*Problem to work on*.
The response must consist of the complete listing below, reproduced without alteration.

*Dataset content*.
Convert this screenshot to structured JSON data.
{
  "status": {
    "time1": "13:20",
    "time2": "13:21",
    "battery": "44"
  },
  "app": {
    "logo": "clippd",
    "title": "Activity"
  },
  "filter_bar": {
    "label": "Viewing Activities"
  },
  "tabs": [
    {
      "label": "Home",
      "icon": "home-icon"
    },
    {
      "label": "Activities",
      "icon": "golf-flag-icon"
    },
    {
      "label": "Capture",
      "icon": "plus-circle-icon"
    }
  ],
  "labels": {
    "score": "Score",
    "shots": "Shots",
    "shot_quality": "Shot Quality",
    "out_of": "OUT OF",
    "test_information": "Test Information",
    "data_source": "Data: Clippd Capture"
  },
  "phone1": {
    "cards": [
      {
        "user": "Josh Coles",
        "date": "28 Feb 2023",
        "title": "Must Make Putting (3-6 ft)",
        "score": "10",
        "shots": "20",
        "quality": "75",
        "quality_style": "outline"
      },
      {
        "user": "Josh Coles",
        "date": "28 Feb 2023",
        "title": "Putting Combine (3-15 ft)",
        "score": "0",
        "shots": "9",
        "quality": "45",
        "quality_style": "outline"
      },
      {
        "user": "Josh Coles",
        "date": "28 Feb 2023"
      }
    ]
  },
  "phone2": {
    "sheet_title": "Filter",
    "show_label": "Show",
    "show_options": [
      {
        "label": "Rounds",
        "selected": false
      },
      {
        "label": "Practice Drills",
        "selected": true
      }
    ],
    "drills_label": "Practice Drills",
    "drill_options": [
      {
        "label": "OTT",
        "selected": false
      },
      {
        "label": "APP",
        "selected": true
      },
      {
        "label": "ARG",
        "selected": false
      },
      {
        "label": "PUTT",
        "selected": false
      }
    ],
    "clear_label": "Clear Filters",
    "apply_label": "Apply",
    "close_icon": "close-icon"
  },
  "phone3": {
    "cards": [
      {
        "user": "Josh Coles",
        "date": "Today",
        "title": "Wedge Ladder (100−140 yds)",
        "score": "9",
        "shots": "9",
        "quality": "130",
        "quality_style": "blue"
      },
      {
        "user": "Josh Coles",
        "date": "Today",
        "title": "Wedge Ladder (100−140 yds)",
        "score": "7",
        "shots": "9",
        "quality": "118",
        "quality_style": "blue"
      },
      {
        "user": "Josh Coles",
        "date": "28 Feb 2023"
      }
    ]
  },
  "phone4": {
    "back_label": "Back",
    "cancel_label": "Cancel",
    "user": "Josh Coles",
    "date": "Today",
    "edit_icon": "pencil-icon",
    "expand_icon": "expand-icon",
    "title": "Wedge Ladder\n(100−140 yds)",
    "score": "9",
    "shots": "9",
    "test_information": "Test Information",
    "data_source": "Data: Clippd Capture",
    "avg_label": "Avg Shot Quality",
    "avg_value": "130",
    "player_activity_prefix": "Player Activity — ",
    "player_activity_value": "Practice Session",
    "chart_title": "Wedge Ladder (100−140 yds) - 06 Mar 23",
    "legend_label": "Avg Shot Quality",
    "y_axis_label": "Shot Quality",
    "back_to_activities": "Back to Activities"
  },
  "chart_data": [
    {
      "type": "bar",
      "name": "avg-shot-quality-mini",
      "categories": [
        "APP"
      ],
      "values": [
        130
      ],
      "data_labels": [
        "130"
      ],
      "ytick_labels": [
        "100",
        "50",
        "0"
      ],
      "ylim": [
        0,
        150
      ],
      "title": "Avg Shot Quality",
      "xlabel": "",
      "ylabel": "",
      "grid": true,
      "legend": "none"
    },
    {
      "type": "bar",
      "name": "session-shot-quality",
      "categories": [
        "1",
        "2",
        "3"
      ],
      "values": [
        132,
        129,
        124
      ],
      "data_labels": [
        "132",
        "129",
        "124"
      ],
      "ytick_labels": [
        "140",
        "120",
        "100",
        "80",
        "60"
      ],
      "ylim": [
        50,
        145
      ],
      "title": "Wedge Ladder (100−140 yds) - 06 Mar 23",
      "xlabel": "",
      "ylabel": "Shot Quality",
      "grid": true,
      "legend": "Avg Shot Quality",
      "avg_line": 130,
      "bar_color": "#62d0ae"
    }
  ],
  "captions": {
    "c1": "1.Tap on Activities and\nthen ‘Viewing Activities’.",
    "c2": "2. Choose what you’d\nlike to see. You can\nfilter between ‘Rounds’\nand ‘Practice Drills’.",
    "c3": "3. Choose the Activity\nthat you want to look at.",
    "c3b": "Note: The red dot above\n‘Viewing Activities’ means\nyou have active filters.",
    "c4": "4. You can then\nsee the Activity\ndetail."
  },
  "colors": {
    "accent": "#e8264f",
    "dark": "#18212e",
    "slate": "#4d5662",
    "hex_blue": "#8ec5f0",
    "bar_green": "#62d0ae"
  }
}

*Final answer*.
Convert this screenshot to structured JSON data.
{
  "status": {
    "time1": "13:20",
    "time2": "13:21",
    "battery": "44"
  },
  "app": {
    "logo": "clippd",
    "title": "Activity"
  },
  "filter_bar": {
    "label": "Viewing Activities"
  },
  "tabs": [
    {
      "label": "Home",
      "icon": "home-icon"
    },
    {
      "label": "Activities",
      "icon": "golf-flag-icon"
    },
    {
      "label": "Capture",
      "icon": "plus-circle-icon"
    }
  ],
  "labels": {
    "score": "Score",
    "shots": "Shots",
    "shot_quality": "Shot Quality",
    "out_of": "OUT OF",
    "test_information": "Test Information",
    "data_source": "Data: Clippd Capture"
  },
  "phone1": {
    "cards": [
      {
        "user": "Josh Coles",
        "date": "28 Feb 2023",
        "title": "Must Make Putting (3-6 ft)",
        "score": "10",
        "shots": "20",
        "quality": "75",
        "quality_style": "outline"
      },
      {
        "user": "Josh Coles",
        "date": "28 Feb 2023",
        "title": "Putting Combine (3-15 ft)",
        "score": "0",
        "shots": "9",
        "quality": "45",
        "quality_style": "outline"
      },
      {
        "user": "Josh Coles",
        "date": "28 Feb 2023"
      }
    ]
  },
  "phone2": {
    "sheet_title": "Filter",
    "show_label": "Show",
    "show_options": [
      {
        "label": "Rounds",
        "selected": false
      },
      {
        "label": "Practice Drills",
        "selected": true
      }
    ],
    "drills_label": "Practice Drills",
    "drill_options": [
      {
        "label": "OTT",
        "selected": false
      },
      {
        "label": "APP",
        "selected": true
      },
      {
        "label": "ARG",
        "selected": false
      },
      {
        "label": "PUTT",
        "selected": false
      }
    ],
    "clear_label": "Clear Filters",
    "apply_label": "Apply",
    "close_icon": "close-icon"
  },
  "phone3": {
    "cards": [
      {
        "user": "Josh Coles",
        "date": "Today",
        "title": "Wedge Ladder (100−140 yds)",
        "score": "9",
        "shots": "9",
        "quality": "130",
        "quality_style": "blue"
      },
      {
        "user": "Josh Coles",
        "date": "Today",
        "title": "Wedge Ladder (100−140 yds)",
        "score": "7",
        "shots": "9",
        "quality": "118",
        "quality_style": "blue"
      },
      {
        "user": "Josh Coles",
        "date": "28 Feb 2023"
      }
    ]
  },
  "phone4": {
    "back_label": "Back",
    "cancel_label": "Cancel",
    "user": "Josh Coles",
    "date": "Today",
    "edit_icon": "pencil-icon",
    "expand_icon": "expand-icon",
    "title": "Wedge Ladder\n(100−140 yds)",
    "score": "9",
    "shots": "9",
    "test_information": "Test Information",
    "data_source": "Data: Clippd Capture",
    "avg_label": "Avg Shot Quality",
    "avg_value": "130",
    "player_activity_prefix": "Player Activity — ",
    "player_activity_value": "Practice Session",
    "chart_title": "Wedge Ladder (100−140 yds) - 06 Mar 23",
    "legend_label": "Avg Shot Quality",
    "y_axis_label": "Shot Quality",
    "back_to_activities": "Back to Activities"
  },
  "chart_data": [
    {
      "type": "bar",
      "name": "avg-shot-quality-mini",
      "categories": [
        "APP"
      ],
      "values": [
        130
      ],
      "data_labels": [
        "130"
      ],
      "ytick_labels": [
        "100",
        "50",
        "0"
      ],
      "ylim": [
        0,
        150
      ],
      "title": "Avg Shot Quality",
      "xlabel": "",
      "ylabel": "",
      "grid": true,
      "legend": "none"
    },
    {
      "type": "bar",
      "name": "session-shot-quality",
      "categories": [
        "1",
        "2",
        "3"
      ],
      "values": [
        132,
        129,
        124
      ],
      "data_labels": [
        "132",
        "129",
        "124"
      ],
      "ytick_labels": [
        "140",
        "120",
        "100",
        "80",
        "60"
      ],
      "ylim": [
        50,
        145
      ],
      "title": "Wedge Ladder (100−140 yds) - 06 Mar 23",
      "xlabel": "",
      "ylabel": "Shot Quality",
      "grid": true,
      "legend": "Avg Shot Quality",
      "avg_line": 130,
      "bar_color": "#62d0ae"
    }
  ],
  "captions": {
    "c1": "1.Tap on Activities and\nthen ‘Viewing Activities’.",
    "c2": "2. Choose what you’d\nlike to see. You can\nfilter between ‘Rounds’\nand ‘Practice Drills’.",
    "c3": "3. Choose the Activity\nthat you want to look at.",
    "c3b": "Note: The red dot above\n‘Viewing Activities’ means\nyou have active filters.",
    "c4": "4. You can then\nsee the Activity\ndetail."
  },
  "colors": {
    "accent": "#e8264f",
    "dark": "#18212e",
    "slate": "#4d5662",
    "hex_blue": "#8ec5f0",
    "bar_green": "#62d0ae"
  }
}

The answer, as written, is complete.